Here’s a small tip that can make a big difference. In your kitchen, limit how much food and dinnerware are in your cabinets and on your shelves. Tidy up your coat closet and bedroom closet, so they’re not packed to the gills with clothing.

What’s the benefit of this, you might ask? When everything in a dark, enclosed space is tightly packed, moisture can develop from the lack of ventilation. This will foster mold growth. No one wants mildewy clothes or musty food, so it’s worth taking the time to declutter your home.

Keep Your Aquarium Covered

A turtle, lizard, or fish is a fun pet, but the light and heat their tank generates can worsen your humidity problem. Covering these tanks, especially when your pets are sleeping, removes one more source of humidity in your home.

Use Lids When Cooking
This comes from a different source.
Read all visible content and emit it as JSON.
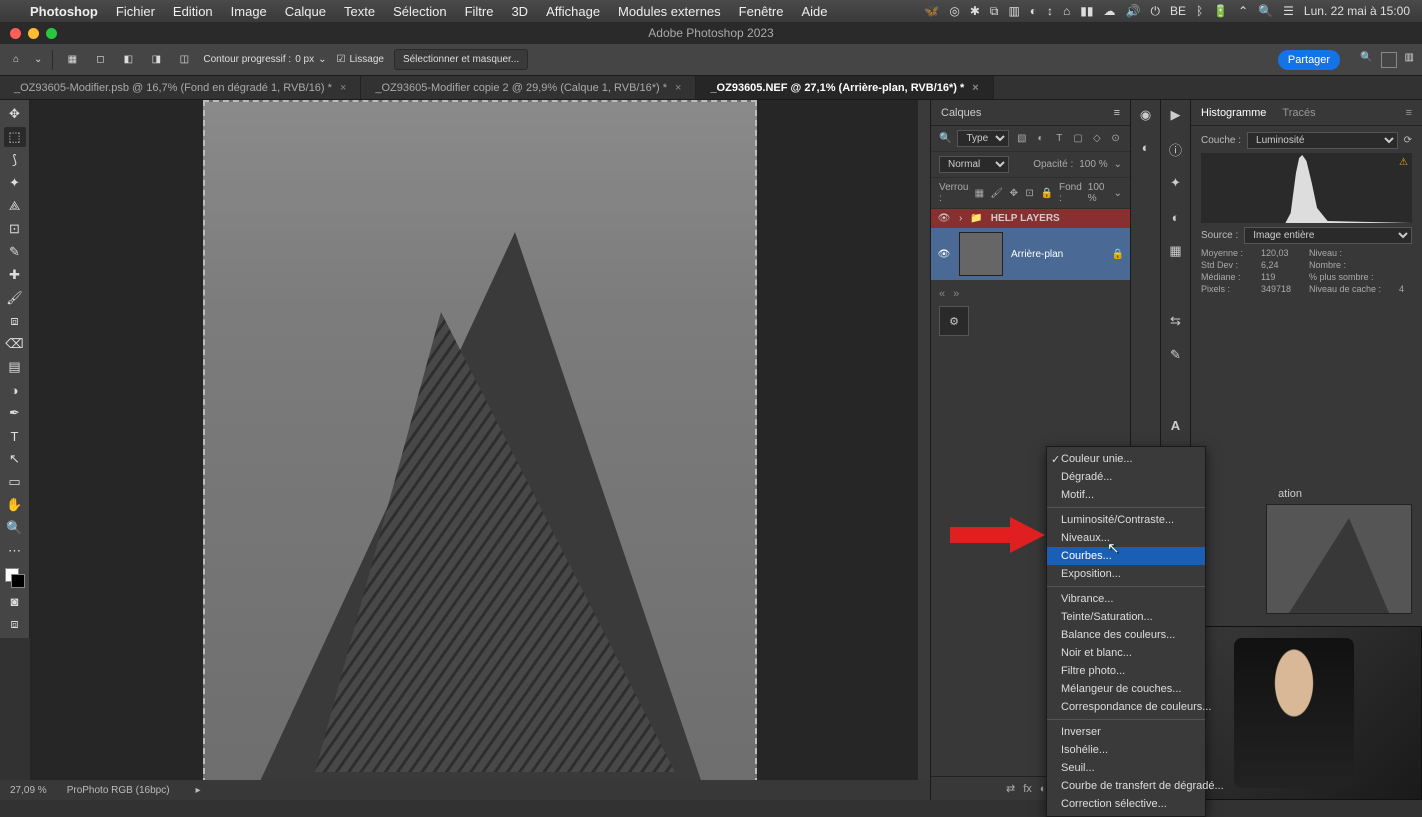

Since the kitchen is one of the most humid parts of the house, using an extractor fan is not enough. You also don’t want to produce excessive humidity while you cook. Whenever possible, cover your pots and pans.

Oh, and leave your extractor fan running even when you’ve already plated and served dinner. After it goes for about 10 minutes, you can be sure that the humidity in your kitchen is well under control.

Vent Your Dryer

Down in your laundry room, your dryer could contribute to your humidity problem if the unit isn’t vented correctly each time you run a load. A well-vented dryer will also make less noise when it’s on and less likely to release dangerous fumes.

Final Thoughts On How To Stop Condensation on Windows

Condensation, as part of the water cycle, is a natural occurrence. But natural isn’t healthy when condensation develops on your windows, walls, ceilings, or floors. The culprit is usually excess humidity, which can be caused by everything from showering and cooking to breathing.

You can’t remove every trace of humidity in your home. But by making a few easy lifestyle shifts, you can reduce the amount of humid air and control condensation. Best of luck!

Leave a Reply

Your email address will not be published. Required fields are marked *